How to Read a Residential Appraisal Report

You recognize the property address, the property description and even the pretty photos of your home. But once you get past these recognizable tidbits, trying to read your residential appraisal report may be like trying to understand a foreign language. When you recognize that the appraisal is couched through an appraiser’s eyes, all you have to do is learn a little “appraisal-speak” to decode this document.

Why You Need an Appraisal

If you’re buying or selling property, you’ll need to know a fair estimate of the property's value. Although its sentimental value may be priceless to you, a lender will look to actual market determinations of the property’s value as a requirement for extending a mortgage. A lender also needs an accurate description of the property, additional information that is also included in its appraisal of value.

Not surprisingly, a lender doesn’t allow a home seller or homebuyer to place an appraised value on a property. A third-party licensed and certified appraiser is the person for this job – someone who is credentialed by state regulatory agencies after completing education, experience and examination requirements.

Elements of Residential Appraisal Reports

Your appraisal may be quite lengthy, but the key elements that it should include are:

  • A concise and accurate description of the property
  • Recent, comparable sales
  • Explanatory notes for any significant issues with the property
  • An appraiser’s opinion of value, which is supported by the data contained in the appraisal

Types of Appraisal Reports

Appraisal reports may look different, depending on your lender and your appraiser, because there isn’t a single, required appraisal format or style. For residential mortgages, lenders and appraisers commonly use a standardized form that is compliant with Fannie Mae and Freddie Mac requirements. This form is the Uniform Residential Appraisal Report.

No matter what type of form your appraiser uses, it should communicate the same information to document a property’s value.

How to Read a Home Appraisal Report

Reading a residential appraisal report starts with looking at its separate sections. Before you get to the actual appraisal report, you may see a cover letter by the appraiser describing his scope of work and the intended use of the report.

When you begin reading the actual report, you’ll recognize most of the first-page information, which is the property address, the type of property, the property description and tax information, among other identifying characteristics. You may want to fact-check this section for errors; even a typographical error for the address of the property could cause problems with the deed later.

Comparables in Residential Appraisal Reports

This section has a tendency to trip up the casual reader of an appraisal report. “Comparable” is simply short for “comparable property sales,” which help an appraiser arrive at a fair market value of the subject property. These comparables, sometimes called comps, must be recent comparable property sales to give a fair estimate of market value.

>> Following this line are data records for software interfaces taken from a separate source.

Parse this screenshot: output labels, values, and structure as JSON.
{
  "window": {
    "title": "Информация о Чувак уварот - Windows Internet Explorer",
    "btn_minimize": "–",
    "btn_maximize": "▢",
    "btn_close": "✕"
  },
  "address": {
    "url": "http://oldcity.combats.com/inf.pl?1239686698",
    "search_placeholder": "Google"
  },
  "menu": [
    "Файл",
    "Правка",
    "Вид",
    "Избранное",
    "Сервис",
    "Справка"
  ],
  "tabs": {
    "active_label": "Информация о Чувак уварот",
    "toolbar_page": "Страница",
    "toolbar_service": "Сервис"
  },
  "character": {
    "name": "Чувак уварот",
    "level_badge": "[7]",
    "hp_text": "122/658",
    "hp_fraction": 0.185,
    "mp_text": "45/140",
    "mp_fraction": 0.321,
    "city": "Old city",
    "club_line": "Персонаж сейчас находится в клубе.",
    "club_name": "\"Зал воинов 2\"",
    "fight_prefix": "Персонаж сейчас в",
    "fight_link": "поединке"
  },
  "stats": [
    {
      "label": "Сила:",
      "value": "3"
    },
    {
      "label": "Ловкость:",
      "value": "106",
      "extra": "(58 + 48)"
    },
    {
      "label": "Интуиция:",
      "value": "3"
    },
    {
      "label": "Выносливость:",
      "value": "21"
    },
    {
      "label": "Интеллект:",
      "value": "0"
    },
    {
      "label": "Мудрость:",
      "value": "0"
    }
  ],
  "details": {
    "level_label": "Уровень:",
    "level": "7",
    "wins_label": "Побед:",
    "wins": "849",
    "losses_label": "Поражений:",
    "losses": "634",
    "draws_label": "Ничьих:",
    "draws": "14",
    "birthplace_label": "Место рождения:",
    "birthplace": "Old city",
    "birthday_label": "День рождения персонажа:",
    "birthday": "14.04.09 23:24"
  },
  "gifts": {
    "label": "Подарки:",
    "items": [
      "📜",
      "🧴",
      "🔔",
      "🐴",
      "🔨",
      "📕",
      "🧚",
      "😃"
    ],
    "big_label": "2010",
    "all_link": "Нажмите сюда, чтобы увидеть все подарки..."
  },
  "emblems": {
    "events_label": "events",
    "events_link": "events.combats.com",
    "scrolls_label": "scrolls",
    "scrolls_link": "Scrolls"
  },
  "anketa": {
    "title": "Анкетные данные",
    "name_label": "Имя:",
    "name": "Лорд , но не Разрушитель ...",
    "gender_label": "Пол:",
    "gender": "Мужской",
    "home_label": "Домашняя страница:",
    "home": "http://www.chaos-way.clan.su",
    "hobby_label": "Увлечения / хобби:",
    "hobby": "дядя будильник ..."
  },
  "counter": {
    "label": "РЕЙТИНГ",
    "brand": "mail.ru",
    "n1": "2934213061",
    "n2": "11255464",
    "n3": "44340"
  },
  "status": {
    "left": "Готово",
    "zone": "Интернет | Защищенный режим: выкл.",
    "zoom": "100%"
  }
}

But when you look at the photos and read the descriptions of the comparables in your appraisal, they don’t always look very comparable to your property. Just remember that “comparable” doesn’t mean “identical,” and a competent appraiser knows which properties to include in this section. The appraiser will note on the appraisal report any significant deviations, which you'll see as "adjustments" or "adjustments to value," between the comparables and the subject property to compensate for the differences.

Three Approaches to Value

Professional appraisers form an “opinion of value” based on three different approaches to value, but only one of these approaches is typically used in residential appraisals – the sales comparison approach. This approach utilizes the comparables as a benchmark to establish the fair market value of the subject property.

Sometimes, the cost approach may be used in a residential appraisal, particularly if the appraisal is for a fairly new or newly built home that has not depreciated in value.

In some cases, the appraiser may include the income approach, which is reserved for income-generating properties, if you may be turning your one-unit residence into a multi-unit rental property.

While the approach-to-value section may be the most important part of your appraisal, it may also be the most confusing. But if you look for the “reconciliation” or the “summary conclusion,” you’ll see the appraiser’s notes that explain how he arrived at his conclusion for the final value.